JF: Well, I would work closely with the Mayor. Basically I’d have an open door policy with the Mayor. We’d have open communication to always be able to express our concerns. My final decision would be based on what’s best for our constituents and the city. That’s basically my thought on working with the other supervisors. Whether we are on the same page or not, I respect when someone’s justified in their beliefs but I work for District 7 residents.
WC: What are some of the things that would make West Portal a good commercial corridor and how you could improve West Portal?
JF: Well, we kind of went over it before, basically you want to work with the merchants to make sure their concerns are met, you want to make sure the streets are safe and clean, you want to make sure we have policing – a police presence is important – and also for ensuring the safety of pedestrians and bikers because you have a presence there that means there won’t be as many people double parked and you’ll have somebody keeping an eye on those issues. Basically we want to make sure that the Muni is safe and efficient because it’s important for these corridors to have that.
WC: Do you hear about about a lack of police presence in West Portal right now?
JF: Right now in District 7 there’s a lot of residential and car break-ins. Now, i’ve had a lot of friends and people who visit say “boy, you have a very safe area because I never see police.” Just the presence helps. The police now when the high number of break-ins happen, they should get the police presence there. I know there are other issues, but police presence is a big part of it.
WC: One of your Westside Observer stories was about the proposed navigation center on West Portal. How did you think that Supervisor Yee handled that?
JF: I think basically the Director of Real Estate came out and said here are viable locations for Navigation Centers and he listed West Portal. It should have never been on the list because it doesn’t have the square footage, it doesn’t meet the criteria for a Navigation Center. So Supervisor Yee basically said, “It’s not meant for West Portal.” I support exactly that. It was not for West Portal. If there is another place where it could be, it should be considered but it has to into account neighborhood considerations, ramifications in the neighborhood—basically everything.
WC: How do you think Ocean Avenue is doing and what do you think could be done to improve it as a commercial corridor?
JF: Basically the same thing. Ocean Avenue has grown tremendously over the past ten years. It’s active, it’s vibrant. I was there yesterday. Basically the same thing. You want to make sure that you work with the merchants. You want to make sure the streets are clean. The same thing as every commercial strip. You want to make sure there’s a police presence and make sure it’s safe. I mean, that’s a high injury corridor. So you want to make sure Muni is efficient and safe for bikers and pedestrians and do whatever we can do to make that happen.
WC: How are you going to win?
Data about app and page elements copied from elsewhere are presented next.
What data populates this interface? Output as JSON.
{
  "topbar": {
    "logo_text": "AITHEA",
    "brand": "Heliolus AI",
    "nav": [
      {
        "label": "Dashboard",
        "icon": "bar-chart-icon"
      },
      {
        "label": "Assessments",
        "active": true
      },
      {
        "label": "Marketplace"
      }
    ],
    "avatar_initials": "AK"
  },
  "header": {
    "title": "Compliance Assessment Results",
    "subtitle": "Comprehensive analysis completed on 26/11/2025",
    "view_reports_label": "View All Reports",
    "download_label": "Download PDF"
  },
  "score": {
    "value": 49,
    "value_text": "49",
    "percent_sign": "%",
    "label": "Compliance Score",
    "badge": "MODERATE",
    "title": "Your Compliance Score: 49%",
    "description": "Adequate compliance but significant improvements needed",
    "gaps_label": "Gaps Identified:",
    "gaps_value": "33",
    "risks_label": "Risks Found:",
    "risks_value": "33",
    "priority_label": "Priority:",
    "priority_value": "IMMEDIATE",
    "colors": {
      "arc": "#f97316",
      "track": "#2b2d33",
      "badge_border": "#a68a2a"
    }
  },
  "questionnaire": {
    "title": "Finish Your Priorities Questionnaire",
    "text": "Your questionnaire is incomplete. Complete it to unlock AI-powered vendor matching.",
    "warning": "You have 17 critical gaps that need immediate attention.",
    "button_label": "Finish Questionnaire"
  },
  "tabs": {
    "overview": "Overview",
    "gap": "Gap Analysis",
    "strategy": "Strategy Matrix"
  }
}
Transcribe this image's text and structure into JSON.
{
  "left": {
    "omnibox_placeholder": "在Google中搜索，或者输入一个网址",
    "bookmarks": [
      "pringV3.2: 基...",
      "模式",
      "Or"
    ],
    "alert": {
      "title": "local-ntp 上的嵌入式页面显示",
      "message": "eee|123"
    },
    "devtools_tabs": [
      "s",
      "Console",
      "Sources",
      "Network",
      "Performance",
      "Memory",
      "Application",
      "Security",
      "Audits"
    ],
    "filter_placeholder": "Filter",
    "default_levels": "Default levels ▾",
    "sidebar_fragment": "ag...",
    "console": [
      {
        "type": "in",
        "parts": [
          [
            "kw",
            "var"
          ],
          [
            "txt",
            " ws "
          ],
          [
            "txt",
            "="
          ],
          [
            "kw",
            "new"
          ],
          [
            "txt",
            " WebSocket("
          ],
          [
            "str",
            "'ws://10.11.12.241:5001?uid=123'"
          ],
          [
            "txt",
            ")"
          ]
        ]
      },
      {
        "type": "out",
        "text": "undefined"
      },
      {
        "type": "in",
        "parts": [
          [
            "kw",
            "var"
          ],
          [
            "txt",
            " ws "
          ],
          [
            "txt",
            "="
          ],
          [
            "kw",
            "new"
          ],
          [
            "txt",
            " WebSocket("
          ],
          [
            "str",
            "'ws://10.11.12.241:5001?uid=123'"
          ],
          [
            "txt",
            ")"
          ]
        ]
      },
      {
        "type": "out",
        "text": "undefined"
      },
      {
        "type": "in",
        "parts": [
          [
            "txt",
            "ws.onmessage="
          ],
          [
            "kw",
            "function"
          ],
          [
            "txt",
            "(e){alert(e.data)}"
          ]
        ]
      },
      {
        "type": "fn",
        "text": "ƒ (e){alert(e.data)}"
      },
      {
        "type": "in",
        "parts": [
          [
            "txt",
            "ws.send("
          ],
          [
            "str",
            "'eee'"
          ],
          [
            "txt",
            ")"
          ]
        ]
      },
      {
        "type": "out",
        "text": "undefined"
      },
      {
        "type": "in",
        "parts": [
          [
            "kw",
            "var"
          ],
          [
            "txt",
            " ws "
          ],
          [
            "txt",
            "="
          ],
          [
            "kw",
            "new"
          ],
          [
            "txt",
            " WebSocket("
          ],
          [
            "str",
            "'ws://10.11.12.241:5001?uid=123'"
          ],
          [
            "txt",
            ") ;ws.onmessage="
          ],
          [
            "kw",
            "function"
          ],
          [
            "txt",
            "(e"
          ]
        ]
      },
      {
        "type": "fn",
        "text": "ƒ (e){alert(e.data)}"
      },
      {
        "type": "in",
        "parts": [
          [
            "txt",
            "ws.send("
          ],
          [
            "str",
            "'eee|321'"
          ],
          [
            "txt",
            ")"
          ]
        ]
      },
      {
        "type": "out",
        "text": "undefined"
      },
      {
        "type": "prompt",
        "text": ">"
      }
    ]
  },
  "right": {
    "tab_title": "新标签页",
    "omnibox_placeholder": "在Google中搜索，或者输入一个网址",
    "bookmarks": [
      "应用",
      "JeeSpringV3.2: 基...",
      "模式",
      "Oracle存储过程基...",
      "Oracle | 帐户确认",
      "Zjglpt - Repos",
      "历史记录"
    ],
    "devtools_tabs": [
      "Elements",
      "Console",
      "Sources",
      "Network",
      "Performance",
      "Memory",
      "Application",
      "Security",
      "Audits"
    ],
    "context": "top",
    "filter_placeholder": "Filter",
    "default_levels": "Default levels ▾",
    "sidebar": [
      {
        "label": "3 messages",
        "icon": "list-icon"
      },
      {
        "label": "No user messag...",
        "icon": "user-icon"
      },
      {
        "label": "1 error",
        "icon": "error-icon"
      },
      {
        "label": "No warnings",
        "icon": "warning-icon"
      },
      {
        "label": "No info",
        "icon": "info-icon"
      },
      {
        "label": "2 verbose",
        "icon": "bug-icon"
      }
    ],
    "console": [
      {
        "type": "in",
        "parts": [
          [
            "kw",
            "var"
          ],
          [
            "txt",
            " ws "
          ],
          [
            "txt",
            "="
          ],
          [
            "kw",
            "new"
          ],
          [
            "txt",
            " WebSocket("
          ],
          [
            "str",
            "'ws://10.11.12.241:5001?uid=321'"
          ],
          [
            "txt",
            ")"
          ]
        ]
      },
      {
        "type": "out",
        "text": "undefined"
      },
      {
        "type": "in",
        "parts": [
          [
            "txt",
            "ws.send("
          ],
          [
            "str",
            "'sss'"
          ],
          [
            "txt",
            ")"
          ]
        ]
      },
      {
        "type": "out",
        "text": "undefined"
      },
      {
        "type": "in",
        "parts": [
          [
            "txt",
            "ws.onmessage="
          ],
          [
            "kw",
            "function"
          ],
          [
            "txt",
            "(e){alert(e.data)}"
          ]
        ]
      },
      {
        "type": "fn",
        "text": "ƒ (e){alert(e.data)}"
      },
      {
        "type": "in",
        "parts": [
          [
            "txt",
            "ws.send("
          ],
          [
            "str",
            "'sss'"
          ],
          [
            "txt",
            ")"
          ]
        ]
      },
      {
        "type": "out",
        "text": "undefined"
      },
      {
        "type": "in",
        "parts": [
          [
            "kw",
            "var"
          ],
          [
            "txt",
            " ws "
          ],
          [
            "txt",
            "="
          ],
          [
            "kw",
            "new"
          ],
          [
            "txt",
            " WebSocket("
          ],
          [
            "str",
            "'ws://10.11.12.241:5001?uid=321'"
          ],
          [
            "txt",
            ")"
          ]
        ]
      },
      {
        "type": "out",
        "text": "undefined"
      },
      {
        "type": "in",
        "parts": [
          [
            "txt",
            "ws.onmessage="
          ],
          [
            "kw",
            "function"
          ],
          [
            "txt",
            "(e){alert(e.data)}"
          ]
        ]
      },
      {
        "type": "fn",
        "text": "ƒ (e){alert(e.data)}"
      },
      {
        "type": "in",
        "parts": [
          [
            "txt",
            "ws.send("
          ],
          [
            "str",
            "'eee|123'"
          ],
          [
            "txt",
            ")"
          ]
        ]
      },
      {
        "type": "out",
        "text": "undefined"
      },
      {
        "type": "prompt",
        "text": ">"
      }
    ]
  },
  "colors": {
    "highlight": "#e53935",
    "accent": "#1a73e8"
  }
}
JF: A lot of people know me from City Hall when I worked there, a lot of people know me from the Westside Observer, a lot of people know me as a neighbor, a parent and a friend. Those who know me, know that I care deeply about the City and that I have the qualifications, the experience and the dedication to make a difference, which sets me apart from the other candidates.
WC: You don’t think they have the dedication?
JF: No, the qualifications and experiences they don’t have. But that’s for the voter to decide. What sets me apart is also all that I’ve done for the neighborhoods over the years. Even though I’ve worked on neighborhood issues for most of my life I’m still going to work hard to knock on doors, to go listen to the neighbor’s concerns and let people know, I work for you and I won’t let them.